Among the records, which lines include "Email"? List them.
***** LISTED ENTRIES
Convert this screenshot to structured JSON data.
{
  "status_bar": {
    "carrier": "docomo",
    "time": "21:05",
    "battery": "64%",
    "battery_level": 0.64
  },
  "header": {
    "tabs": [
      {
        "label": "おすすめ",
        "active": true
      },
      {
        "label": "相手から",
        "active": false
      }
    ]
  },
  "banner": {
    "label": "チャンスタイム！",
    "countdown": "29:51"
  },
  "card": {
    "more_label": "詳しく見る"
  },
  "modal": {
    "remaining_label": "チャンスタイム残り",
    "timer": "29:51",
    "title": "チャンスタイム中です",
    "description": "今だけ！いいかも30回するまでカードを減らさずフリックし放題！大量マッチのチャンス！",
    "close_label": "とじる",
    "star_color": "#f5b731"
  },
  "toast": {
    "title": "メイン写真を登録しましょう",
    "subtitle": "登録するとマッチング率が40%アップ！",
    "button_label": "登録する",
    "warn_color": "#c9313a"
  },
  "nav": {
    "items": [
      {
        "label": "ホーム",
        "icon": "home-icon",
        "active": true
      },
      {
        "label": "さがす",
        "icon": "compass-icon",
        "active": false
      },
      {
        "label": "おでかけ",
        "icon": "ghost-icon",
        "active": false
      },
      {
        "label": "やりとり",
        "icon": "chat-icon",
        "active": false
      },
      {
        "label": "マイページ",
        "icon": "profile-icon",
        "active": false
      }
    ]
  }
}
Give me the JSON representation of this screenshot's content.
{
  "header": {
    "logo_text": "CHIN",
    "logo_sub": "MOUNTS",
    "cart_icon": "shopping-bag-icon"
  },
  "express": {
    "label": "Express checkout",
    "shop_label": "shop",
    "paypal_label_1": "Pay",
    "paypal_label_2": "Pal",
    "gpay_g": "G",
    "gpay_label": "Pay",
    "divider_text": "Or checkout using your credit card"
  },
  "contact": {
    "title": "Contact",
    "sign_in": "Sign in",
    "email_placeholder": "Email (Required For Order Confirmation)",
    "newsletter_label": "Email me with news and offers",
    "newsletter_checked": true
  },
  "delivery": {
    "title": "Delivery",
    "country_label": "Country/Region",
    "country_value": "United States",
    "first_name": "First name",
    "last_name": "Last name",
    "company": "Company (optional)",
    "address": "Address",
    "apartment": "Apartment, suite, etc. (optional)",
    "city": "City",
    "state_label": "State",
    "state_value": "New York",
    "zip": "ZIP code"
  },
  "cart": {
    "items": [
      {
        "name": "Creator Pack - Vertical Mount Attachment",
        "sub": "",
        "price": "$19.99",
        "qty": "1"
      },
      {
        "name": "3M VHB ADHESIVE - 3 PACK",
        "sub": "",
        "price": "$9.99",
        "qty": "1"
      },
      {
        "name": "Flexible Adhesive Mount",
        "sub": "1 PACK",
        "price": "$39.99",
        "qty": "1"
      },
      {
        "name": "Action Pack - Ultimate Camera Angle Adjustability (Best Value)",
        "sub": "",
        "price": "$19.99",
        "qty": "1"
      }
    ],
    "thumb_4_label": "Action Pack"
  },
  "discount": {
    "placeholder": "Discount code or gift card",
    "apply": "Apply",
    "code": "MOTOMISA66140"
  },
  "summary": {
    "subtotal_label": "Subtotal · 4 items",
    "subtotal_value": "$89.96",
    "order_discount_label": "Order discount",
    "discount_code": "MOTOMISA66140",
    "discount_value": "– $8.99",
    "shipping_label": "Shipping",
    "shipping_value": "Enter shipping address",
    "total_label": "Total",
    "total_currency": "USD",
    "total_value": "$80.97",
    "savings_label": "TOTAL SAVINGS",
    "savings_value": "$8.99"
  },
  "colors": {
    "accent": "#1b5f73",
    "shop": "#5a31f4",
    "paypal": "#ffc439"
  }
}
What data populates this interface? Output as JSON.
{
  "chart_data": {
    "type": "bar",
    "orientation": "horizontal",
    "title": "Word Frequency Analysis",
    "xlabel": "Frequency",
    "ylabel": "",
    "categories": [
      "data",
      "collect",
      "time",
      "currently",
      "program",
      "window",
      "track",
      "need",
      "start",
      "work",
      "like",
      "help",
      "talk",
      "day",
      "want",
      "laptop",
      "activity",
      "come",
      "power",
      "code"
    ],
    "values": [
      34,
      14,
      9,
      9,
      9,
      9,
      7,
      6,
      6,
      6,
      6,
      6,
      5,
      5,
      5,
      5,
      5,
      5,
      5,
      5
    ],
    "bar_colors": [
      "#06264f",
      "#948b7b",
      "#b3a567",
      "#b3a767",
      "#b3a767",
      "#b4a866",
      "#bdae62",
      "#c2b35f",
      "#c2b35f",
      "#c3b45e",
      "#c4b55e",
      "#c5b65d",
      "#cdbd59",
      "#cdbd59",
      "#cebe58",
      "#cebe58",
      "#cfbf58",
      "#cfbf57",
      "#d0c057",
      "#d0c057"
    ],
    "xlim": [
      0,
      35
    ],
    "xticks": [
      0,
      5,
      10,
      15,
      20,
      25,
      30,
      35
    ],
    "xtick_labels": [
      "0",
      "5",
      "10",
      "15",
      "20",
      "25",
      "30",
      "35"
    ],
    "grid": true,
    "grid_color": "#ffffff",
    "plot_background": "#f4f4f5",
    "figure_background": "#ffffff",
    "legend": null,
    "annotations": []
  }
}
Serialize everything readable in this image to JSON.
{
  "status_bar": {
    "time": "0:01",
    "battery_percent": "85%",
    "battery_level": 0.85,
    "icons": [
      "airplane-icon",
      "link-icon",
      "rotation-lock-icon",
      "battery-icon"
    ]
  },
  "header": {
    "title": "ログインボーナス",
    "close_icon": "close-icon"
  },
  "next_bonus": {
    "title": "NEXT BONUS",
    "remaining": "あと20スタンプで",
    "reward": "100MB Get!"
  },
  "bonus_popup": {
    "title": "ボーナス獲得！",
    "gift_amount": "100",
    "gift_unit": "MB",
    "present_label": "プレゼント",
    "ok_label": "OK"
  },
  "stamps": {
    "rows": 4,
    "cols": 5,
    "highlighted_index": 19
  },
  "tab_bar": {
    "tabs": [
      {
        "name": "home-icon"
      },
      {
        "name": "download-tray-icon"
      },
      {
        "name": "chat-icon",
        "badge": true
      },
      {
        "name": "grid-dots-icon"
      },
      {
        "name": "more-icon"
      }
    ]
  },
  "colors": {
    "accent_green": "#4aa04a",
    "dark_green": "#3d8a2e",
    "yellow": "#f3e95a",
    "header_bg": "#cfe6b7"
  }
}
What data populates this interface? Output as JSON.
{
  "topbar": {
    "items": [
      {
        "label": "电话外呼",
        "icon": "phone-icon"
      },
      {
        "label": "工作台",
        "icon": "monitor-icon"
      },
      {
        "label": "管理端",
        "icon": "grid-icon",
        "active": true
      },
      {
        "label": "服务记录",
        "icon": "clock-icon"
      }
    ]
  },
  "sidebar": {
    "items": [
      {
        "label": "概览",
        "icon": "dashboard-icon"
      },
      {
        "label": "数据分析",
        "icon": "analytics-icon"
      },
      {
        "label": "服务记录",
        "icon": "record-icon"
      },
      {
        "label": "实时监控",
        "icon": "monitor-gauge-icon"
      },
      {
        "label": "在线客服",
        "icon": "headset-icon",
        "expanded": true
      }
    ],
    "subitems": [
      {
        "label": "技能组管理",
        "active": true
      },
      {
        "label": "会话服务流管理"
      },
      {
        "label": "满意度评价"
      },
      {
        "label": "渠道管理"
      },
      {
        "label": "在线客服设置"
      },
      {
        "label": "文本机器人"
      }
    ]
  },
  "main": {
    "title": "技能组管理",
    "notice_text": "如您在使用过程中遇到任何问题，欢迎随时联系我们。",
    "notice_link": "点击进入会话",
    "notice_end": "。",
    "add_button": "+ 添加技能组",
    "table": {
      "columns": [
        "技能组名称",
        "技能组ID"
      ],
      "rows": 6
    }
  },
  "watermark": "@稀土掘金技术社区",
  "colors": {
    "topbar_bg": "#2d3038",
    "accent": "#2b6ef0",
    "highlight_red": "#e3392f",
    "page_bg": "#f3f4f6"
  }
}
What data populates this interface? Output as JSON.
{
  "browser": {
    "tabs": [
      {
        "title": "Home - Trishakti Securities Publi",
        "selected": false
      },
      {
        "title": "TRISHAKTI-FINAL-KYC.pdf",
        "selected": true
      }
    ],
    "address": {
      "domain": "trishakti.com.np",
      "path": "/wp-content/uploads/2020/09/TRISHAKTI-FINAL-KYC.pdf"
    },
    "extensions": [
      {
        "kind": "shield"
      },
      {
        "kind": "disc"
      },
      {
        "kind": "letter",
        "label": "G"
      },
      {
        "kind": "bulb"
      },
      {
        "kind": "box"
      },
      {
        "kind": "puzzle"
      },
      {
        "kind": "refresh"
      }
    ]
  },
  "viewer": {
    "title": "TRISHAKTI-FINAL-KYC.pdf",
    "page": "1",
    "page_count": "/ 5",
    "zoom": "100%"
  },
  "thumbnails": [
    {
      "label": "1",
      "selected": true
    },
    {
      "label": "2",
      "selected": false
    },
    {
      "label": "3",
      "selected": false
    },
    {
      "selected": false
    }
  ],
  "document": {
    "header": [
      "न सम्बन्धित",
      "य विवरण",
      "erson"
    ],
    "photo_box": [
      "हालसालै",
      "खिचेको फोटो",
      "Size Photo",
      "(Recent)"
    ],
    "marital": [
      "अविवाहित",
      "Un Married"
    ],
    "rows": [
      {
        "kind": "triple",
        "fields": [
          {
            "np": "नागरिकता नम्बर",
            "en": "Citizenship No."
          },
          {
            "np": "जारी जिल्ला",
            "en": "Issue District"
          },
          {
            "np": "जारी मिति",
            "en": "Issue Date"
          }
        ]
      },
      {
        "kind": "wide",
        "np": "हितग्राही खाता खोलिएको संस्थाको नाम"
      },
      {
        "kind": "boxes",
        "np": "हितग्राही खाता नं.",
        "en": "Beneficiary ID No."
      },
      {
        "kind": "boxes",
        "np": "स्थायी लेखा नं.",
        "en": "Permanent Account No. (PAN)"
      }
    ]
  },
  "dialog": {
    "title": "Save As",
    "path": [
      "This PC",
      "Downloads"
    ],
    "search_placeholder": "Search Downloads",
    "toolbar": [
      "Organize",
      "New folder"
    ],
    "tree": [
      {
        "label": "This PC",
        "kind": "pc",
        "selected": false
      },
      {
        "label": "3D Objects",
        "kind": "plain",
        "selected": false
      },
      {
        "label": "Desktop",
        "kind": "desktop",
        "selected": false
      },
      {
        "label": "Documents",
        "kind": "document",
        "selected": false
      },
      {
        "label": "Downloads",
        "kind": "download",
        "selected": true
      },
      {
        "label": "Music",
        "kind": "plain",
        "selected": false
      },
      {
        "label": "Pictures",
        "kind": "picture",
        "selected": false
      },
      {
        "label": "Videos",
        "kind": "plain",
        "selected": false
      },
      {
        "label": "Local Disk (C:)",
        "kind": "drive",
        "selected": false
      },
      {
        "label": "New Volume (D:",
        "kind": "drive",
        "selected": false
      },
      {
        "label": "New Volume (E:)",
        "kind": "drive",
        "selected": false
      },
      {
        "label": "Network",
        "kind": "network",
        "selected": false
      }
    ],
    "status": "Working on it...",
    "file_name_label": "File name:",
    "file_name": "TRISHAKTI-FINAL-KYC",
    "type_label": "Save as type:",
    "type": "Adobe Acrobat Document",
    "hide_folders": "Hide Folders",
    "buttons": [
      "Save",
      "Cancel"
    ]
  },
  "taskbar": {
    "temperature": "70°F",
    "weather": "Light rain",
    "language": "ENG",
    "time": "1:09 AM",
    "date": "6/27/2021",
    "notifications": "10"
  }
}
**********
FINISHED EXERCISE
    "email_placeholder": "Email (Required For Order Confirmation)",
    "newsletter_label": "Email me with news and offers",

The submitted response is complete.